(RECORD SET begins)

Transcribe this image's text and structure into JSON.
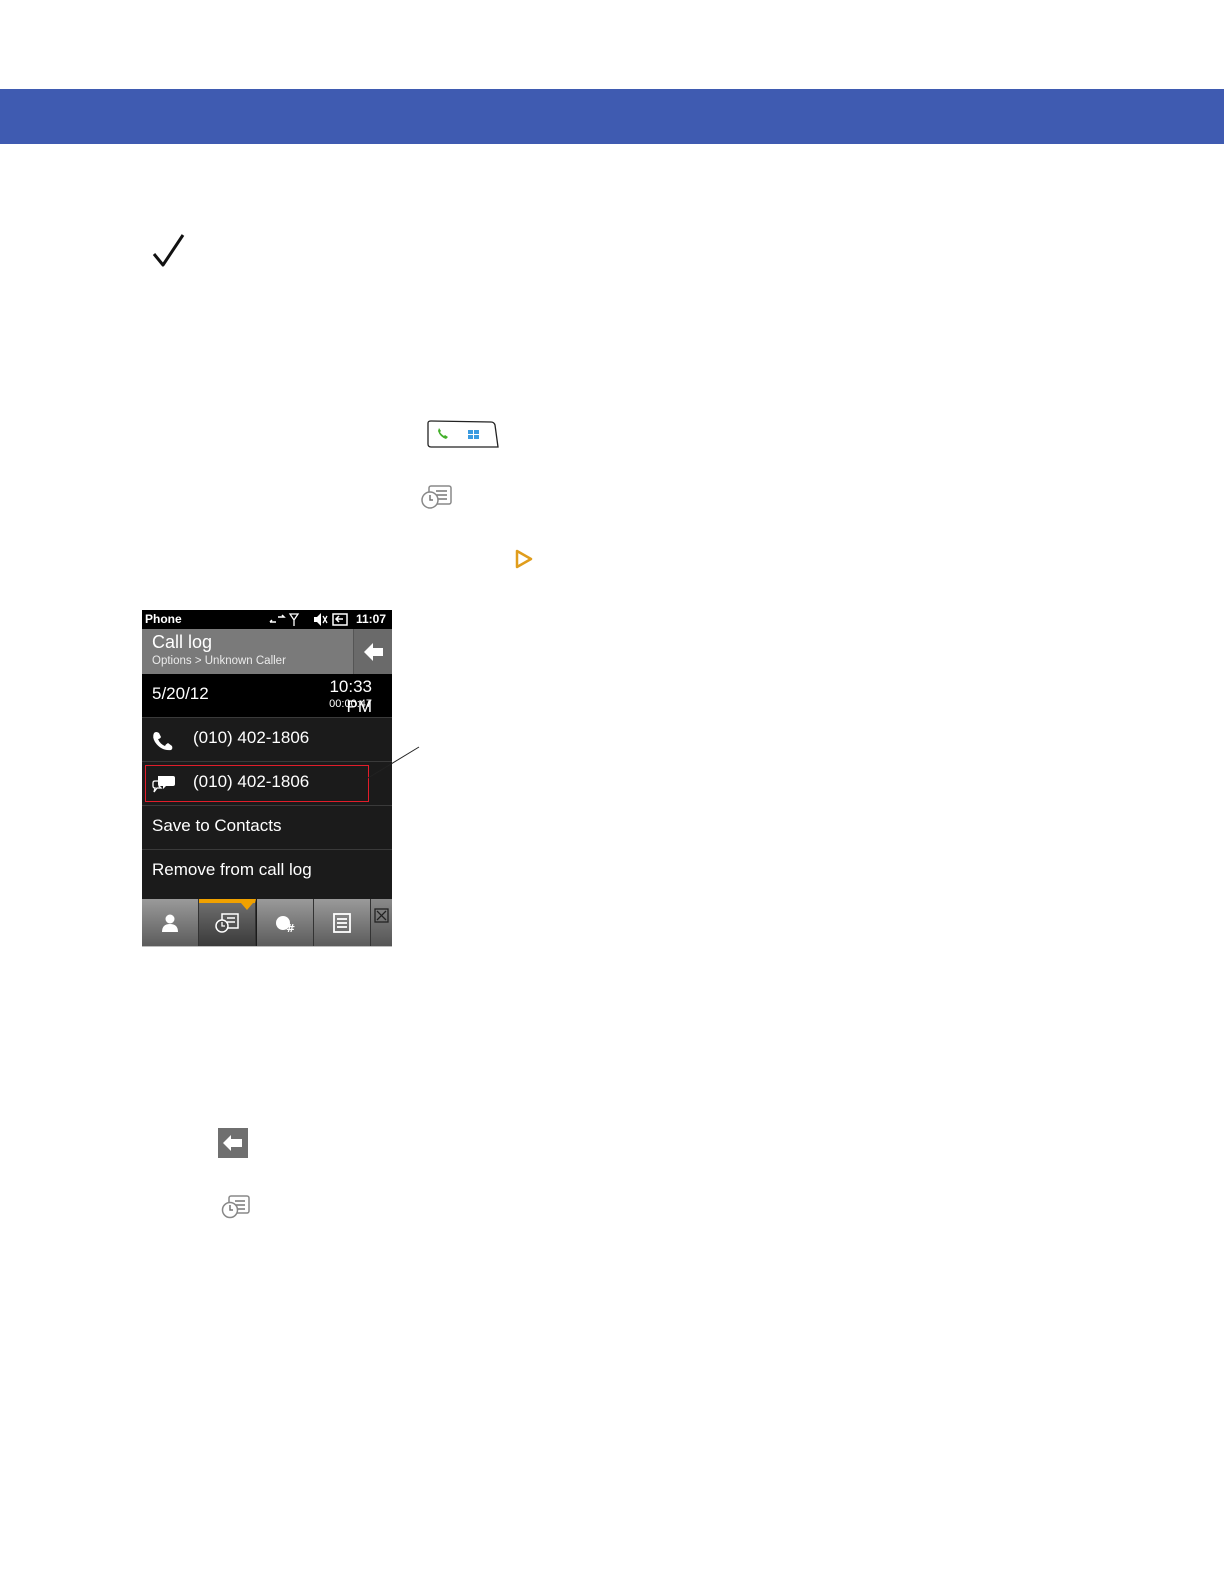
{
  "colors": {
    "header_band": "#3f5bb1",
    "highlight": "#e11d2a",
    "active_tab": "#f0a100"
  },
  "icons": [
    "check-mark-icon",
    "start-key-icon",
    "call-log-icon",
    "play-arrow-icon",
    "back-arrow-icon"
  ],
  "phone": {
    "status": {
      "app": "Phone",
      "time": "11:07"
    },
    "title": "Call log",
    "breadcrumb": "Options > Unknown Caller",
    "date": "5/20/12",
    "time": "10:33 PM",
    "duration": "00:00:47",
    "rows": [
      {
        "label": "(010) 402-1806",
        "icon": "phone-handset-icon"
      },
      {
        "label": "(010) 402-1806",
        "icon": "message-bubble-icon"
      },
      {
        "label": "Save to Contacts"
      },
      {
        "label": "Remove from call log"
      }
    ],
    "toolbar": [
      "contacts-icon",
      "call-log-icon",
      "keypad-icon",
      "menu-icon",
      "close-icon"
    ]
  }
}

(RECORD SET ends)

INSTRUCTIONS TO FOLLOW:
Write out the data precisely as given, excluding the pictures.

OUTPUT:
Transcribe this image's text and structure into JSON.
{
  "colors": {
    "header_band": "#3f5bb1",
    "highlight": "#e11d2a",
    "active_tab": "#f0a100"
  },
  "icons": [
    "check-mark-icon",
    "start-key-icon",
    "call-log-icon",
    "play-arrow-icon",
    "back-arrow-icon"
  ],
  "phone": {
    "status": {
      "app": "Phone",
      "time": "11:07"
    },
    "title": "Call log",
    "breadcrumb": "Options > Unknown Caller",
    "date": "5/20/12",
    "time": "10:33 PM",
    "duration": "00:00:47",
    "rows": [
      {
        "label": "(010) 402-1806",
        "icon": "phone-handset-icon"
      },
      {
        "label": "(010) 402-1806",
        "icon": "message-bubble-icon"
      },
      {
        "label": "Save to Contacts"
      },
      {
        "label": "Remove from call log"
      }
    ],
    "toolbar": [
      "contacts-icon",
      "call-log-icon",
      "keypad-icon",
      "menu-icon",
      "close-icon"
    ]
  }
}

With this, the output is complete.